TASK INSTRUCTIONS: How many lines of these records hold the string "message"? Reply with the number alone.

Dataset rows describing interfaces
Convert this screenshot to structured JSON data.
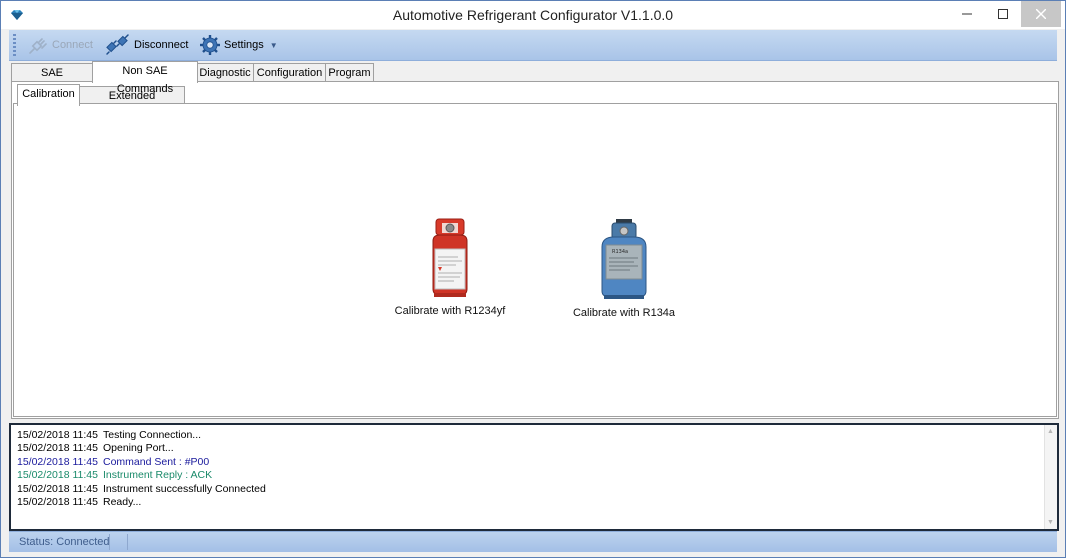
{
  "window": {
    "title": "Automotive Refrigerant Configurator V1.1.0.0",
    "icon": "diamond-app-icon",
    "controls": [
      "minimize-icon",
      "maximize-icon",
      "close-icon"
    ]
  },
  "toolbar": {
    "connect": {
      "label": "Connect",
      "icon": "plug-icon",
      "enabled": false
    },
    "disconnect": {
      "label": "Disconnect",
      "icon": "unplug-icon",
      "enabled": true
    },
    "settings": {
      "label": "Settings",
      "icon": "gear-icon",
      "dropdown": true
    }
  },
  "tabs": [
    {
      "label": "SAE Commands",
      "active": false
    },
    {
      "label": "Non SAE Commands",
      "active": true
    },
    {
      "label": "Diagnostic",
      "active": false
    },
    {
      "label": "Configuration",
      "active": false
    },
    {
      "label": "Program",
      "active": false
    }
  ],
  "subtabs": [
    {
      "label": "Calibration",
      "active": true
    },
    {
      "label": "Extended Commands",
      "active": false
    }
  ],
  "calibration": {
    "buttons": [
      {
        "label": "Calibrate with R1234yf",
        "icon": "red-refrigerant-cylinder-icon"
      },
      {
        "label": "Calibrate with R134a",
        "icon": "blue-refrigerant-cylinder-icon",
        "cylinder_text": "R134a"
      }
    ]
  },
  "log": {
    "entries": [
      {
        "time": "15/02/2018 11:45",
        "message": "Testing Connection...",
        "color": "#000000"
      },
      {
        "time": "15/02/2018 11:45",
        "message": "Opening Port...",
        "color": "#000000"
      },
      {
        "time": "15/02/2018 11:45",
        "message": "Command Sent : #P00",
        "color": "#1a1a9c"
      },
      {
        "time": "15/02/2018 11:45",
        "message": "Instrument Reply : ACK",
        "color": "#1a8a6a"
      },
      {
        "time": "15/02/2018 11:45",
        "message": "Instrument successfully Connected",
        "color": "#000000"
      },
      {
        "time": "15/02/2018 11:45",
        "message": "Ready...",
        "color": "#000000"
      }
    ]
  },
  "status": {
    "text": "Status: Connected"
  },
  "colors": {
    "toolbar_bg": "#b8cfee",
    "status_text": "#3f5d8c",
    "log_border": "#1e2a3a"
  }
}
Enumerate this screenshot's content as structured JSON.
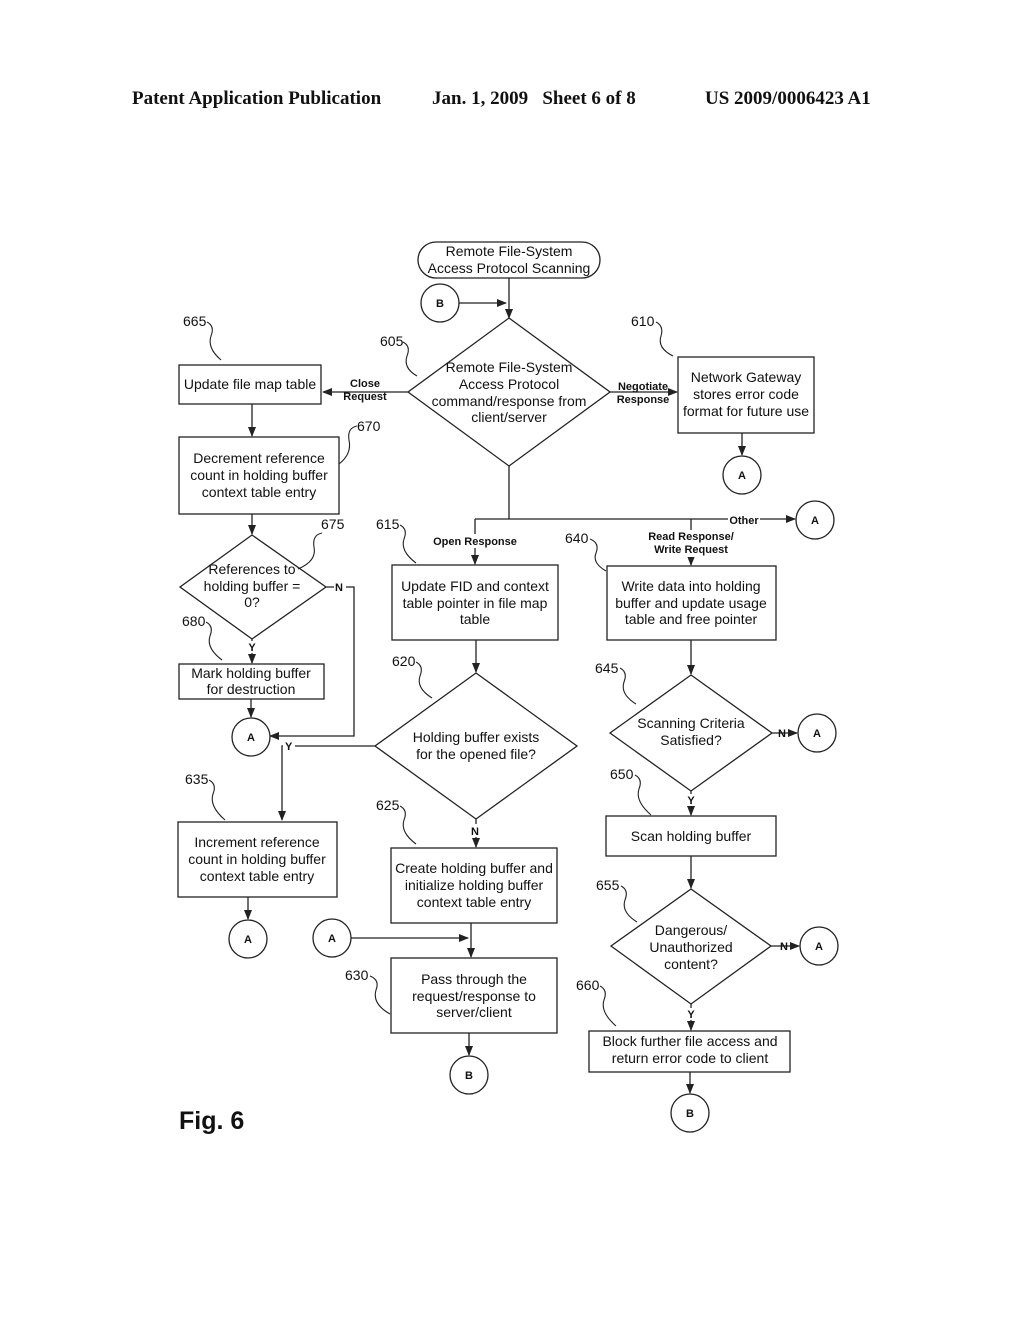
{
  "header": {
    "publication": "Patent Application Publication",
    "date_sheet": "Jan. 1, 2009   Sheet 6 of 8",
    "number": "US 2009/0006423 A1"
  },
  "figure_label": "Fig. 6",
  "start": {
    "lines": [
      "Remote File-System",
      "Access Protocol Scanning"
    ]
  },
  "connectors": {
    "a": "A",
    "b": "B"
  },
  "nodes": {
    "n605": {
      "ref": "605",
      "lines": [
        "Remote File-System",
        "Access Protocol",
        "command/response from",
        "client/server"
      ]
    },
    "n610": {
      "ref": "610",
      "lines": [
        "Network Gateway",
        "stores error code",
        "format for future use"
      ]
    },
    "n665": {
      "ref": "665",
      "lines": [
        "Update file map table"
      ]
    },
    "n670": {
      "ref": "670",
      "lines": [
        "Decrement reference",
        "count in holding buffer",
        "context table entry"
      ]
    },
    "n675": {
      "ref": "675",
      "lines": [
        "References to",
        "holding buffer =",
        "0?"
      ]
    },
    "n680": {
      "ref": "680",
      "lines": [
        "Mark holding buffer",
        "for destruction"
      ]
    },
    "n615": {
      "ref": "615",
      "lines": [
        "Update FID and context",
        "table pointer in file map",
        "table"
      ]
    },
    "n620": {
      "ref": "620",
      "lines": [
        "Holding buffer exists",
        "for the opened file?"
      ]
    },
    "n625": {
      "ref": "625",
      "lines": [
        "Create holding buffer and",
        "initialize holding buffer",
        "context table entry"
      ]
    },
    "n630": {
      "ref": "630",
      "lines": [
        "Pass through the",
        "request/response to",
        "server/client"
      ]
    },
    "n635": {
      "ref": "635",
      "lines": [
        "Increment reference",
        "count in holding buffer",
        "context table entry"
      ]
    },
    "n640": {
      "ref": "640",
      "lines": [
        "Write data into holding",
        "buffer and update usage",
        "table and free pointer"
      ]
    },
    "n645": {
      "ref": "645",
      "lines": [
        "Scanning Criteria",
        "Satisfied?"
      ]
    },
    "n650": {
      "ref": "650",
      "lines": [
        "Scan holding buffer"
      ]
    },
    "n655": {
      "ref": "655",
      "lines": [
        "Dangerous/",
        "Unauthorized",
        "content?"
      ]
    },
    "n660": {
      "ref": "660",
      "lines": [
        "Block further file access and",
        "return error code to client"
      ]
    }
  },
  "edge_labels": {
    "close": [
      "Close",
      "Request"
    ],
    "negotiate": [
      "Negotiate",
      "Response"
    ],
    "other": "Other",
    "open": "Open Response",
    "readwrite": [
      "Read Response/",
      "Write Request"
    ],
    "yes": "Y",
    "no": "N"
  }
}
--
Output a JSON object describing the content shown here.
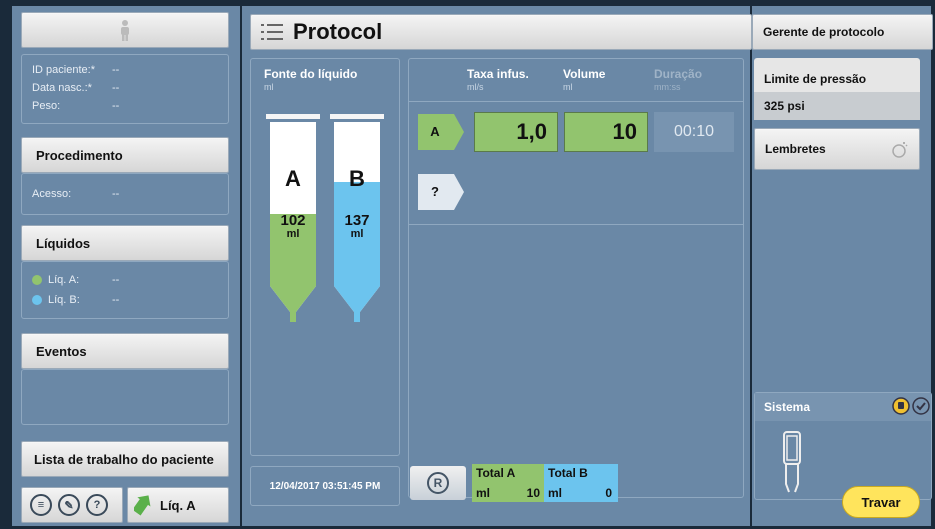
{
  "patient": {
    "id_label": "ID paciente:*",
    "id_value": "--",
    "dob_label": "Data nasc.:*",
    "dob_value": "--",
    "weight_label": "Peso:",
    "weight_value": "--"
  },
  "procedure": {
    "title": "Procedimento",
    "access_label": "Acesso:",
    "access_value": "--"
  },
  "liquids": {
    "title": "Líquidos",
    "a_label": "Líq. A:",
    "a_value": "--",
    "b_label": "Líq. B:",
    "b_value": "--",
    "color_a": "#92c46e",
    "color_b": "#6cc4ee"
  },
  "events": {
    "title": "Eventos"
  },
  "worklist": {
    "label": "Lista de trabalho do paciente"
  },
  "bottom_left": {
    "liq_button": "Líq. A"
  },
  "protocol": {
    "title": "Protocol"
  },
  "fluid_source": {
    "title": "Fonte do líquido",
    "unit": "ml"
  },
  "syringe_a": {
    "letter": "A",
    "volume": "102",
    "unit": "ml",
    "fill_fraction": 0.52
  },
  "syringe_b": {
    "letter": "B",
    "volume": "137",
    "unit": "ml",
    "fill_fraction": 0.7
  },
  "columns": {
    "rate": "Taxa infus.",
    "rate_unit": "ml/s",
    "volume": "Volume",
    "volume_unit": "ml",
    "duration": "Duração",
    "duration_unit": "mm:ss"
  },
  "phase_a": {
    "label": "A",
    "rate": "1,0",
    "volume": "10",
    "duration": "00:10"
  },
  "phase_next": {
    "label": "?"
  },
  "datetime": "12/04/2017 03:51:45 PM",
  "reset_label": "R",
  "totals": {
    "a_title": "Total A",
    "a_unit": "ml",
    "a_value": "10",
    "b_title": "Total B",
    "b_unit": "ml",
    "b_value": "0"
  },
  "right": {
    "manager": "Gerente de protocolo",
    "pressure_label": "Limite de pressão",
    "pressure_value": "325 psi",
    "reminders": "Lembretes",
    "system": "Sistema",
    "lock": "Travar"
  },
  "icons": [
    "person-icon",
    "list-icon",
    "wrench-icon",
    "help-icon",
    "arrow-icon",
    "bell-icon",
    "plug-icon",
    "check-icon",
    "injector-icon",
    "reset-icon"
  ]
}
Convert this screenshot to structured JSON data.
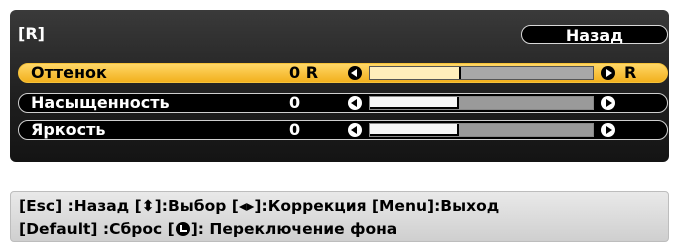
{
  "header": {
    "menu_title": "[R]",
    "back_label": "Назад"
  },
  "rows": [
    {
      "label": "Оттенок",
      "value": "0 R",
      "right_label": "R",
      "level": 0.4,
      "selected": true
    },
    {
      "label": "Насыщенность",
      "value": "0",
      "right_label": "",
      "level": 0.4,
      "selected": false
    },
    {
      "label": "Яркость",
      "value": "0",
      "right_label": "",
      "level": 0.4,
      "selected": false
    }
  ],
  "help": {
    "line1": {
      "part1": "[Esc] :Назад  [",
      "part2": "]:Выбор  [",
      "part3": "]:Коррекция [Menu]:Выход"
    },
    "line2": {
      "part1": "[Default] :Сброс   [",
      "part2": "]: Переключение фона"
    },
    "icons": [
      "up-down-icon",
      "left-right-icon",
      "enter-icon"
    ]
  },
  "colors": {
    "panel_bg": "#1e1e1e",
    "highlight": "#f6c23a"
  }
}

SOLVED EXERCISE: 6